SUPREME COURT OF THE UNITED STATES

THOMAS et al. v. CHICAGO PARK DISTRICT

CERTIORARI TO THE UNITED STATES COURT OF APPEALS FOR THE SEVENTH CIRCUIT


No. 00—1249. Argued December 3, 2001–Decided January 15, 2002

Respondent Chicago Park District adopted an ordinance requiring individuals to obtain a permit before conducting large-scale events in public parks. The ordinance provides that the Park District may deny a permit on any of 13 specified grounds, must process applications within 28 days, and must explain its reasons for a denial. An unsuccessful applicant may appeal, first, to the Park District’s general superintendent and then to state court. Petitioners, dissatisfied that the Park District has denied some, though not all, of their applications for permits to hold rallies advocating the legalization of marijuana, filed a 42 U.S. C. §1983 suit, alleging, inter alia, that the ordinance is unconstitutional on its face. The District Court granted the Park District summary judgment, and the Seventh Circuit affirmed.

Held:

    1. A content-neutral permit scheme regulating uses (including speech uses) of a public forum need not contain the procedural safeguards described in Freedman v. Maryland, 380 U.S. 51. Freedman is inapposite because, unlike the motion picture censorship scheme in that case, the Park District’s ordinance is not subject-matter censorship but content-neutral time, place, and manner regulation of the use of a public forum. None of the grounds for denying a permit has anything to do with the content of speech. Indeed, the ordinance is not directed at communicative activity as such, but to all activity in a public park. And its object is not to exclude particular communication, but to coordinate multiple uses of limited space; assure preservation of park facilities; prevent dangerous, unlawful, or impermissible uses; and assure financial accountability for damage caused by an event. Pp. 4—7.

    2. A content-neutral time, place, and manner regulation can be applied in such a manner as to stifle free expression. It thus must contain adequate standards to guide an official’s decision and render that decision subject to effective judicial review. See Niemotko v. Maryland, 340 U.S. 268, 271. The Park District’s ordinance meets this test. That the ordinance describes grounds on which the Park District “may” deny a permit does not mean that it allows the Park District to waive requirements for some favored speakers. Such a waiver would be unconstitutional, but this abuse must be dealt with if and when a pattern of unlawful favoritism appears, rather than by insisting upon a rigid, no-waiver application of the permit requirements. Pp. 79.

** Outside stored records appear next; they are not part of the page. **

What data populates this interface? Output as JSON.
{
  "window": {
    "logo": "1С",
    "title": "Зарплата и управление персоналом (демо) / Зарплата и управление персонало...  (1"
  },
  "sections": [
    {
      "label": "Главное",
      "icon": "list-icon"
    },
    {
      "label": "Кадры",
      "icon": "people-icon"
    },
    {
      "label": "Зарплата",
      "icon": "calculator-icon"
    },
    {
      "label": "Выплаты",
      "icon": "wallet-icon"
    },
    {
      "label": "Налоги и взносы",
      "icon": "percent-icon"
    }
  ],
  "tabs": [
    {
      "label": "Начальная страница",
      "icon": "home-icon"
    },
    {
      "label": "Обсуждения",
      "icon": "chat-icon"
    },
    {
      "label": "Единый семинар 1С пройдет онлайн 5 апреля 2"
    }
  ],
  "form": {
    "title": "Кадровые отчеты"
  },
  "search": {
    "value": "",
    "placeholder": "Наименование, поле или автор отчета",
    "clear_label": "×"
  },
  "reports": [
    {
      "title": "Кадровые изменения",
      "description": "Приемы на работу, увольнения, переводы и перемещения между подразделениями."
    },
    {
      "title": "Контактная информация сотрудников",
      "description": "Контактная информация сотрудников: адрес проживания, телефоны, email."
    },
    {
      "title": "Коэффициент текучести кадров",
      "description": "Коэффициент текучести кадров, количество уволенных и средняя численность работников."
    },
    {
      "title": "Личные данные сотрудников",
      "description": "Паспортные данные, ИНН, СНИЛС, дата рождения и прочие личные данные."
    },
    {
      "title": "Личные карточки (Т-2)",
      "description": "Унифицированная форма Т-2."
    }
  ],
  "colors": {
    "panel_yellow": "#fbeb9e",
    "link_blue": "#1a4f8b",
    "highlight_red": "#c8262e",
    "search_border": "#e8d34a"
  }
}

    3. Because the Park District’s ordinance is not subject to Freedman’s procedural requirements, this Court does not reach the question whether the requirement of prompt judicial review means a prompt judicial determination or the prompt commencement of judicial proceedings. Pp. 910.

227 F.3d 921, affirmed.

    Scalia, J., delivered the opinion for a unanimous Court.